The fourth-floor balcony that collapsed in 2014
After a fire escape collapsed in Center City Philadelphia in January 2014, killing one young man and injuring two other people, Kline & Specter attorneys not only filed suit on behalf of the victims, they pressed for reforms to mandate stricter maintenance and inspections of the structures.

That effort produced results with the recent enactment of an ordinance to require that all fire escapes in the city be inspected by July 1, 2017 and then be re-inspected at least every five years thereafter. The measure stipulates that the independent inspections be performed by a licensed structural engineer.

In pushing for the legislation after the death of Albert Suh, 22, Shanin Specter had taken to the news media to decry the city’s lack of proper inspection requirements. “This is something that needs to be addressed and addressed now,” Specter told 6ABC Action News.

Reports by Action News noted that Philadelphia had no requirement that fire escapes undergo inspections, no matter the age of the structures, and that the fire escape that claimed Suh’s life had not been inspected for at least 12 years.

Dominic Guerrini, a partner at Kline & Specter, testified before a City Council committee and questioned why Philadelphia had not adopted the 2012 International Fire Code. Guerrini noted that the code, among other things, required inspections be conducted every five years.

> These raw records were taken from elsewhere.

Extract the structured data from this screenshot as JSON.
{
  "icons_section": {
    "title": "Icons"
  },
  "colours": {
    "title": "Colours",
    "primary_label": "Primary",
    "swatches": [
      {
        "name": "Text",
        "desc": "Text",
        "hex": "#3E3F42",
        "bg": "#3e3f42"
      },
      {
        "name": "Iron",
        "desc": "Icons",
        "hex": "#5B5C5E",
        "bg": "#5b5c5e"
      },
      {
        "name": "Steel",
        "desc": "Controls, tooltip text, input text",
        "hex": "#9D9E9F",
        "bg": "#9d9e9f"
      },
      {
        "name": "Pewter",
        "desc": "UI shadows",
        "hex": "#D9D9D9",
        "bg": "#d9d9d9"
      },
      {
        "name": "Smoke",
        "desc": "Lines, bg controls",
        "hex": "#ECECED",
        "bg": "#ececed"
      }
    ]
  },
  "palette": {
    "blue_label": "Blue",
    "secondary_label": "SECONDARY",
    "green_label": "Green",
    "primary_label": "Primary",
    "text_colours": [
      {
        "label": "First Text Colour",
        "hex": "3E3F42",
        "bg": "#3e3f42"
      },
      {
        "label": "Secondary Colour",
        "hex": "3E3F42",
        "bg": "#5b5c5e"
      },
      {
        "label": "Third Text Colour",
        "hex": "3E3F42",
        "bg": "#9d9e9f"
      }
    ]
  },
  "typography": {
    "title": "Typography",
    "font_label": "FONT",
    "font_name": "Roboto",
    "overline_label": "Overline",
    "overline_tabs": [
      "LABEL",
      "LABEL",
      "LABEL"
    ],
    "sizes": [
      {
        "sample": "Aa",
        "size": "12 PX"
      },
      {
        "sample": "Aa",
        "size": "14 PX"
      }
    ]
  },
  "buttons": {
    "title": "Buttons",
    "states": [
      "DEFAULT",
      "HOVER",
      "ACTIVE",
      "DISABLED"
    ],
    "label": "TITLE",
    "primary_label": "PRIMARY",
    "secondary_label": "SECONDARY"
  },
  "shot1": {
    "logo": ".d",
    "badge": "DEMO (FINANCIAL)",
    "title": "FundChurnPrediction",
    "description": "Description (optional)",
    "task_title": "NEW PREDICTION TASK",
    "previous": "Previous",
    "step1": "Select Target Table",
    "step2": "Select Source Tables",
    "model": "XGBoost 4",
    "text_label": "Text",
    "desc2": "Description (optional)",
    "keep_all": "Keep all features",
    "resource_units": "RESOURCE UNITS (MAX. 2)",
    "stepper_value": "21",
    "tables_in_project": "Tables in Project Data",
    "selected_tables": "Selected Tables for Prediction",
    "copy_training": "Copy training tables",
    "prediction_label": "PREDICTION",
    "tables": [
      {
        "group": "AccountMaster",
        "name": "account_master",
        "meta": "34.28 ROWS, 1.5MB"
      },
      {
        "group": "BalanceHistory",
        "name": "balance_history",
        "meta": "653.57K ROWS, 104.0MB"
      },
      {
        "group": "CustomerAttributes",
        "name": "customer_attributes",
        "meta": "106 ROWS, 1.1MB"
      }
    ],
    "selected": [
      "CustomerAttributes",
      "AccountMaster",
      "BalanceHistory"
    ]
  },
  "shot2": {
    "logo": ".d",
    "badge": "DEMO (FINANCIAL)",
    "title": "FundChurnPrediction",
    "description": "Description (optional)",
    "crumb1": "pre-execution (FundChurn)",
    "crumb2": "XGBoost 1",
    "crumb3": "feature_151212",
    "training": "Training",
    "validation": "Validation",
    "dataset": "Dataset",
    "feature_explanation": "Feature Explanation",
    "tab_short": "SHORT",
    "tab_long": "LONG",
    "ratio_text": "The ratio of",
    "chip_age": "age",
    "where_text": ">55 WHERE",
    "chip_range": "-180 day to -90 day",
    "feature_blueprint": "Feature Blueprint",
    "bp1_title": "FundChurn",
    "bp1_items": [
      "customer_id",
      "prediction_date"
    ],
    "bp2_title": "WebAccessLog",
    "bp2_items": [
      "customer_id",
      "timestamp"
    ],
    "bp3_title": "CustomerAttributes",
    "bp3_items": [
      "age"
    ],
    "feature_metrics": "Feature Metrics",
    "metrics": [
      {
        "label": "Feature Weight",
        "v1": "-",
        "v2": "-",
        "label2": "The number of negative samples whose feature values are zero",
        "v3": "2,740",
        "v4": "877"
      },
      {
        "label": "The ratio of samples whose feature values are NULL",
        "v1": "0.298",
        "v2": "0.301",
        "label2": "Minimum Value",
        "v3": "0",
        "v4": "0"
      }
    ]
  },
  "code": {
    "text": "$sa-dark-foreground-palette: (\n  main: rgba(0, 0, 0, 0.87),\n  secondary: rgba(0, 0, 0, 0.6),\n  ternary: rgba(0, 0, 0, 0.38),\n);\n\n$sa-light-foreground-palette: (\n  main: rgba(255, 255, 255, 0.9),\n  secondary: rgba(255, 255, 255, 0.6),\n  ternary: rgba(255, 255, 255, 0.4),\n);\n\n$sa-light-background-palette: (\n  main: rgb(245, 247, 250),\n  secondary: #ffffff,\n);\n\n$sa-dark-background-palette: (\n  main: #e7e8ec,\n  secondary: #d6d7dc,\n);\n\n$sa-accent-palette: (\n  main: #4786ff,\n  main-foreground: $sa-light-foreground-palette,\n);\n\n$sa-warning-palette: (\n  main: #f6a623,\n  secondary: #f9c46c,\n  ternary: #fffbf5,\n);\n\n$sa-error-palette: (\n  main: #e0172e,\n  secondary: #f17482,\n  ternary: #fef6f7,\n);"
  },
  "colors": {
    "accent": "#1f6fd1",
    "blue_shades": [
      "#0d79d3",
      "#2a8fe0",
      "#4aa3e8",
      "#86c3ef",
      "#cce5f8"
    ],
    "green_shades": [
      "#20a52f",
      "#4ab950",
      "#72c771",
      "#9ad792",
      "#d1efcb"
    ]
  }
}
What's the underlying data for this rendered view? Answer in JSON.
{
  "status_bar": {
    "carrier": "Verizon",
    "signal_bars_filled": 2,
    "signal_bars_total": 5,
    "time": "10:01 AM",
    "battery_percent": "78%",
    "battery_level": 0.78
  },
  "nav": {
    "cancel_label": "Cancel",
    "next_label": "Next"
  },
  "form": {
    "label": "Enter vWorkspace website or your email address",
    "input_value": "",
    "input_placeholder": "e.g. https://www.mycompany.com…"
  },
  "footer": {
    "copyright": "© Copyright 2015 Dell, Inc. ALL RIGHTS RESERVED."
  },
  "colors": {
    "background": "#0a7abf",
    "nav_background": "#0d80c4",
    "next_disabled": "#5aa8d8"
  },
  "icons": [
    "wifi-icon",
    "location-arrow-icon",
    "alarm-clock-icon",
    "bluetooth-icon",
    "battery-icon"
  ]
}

“The City of Philadelphia has taken a big step forward to protect its citizens by requiring that fire escapes be regularly inspected,” Specter said recently. “Regrettably, this has come too late for Albert Suh."

Kline & Specter represented the family of Albert Suh and also Laura O’Brien, who broke her back after the fire escape landing at Suh’s Center City apartment collapsed, sending them hurtling 40 feet to the ground. Both lawsuits resulted in confidential settlements.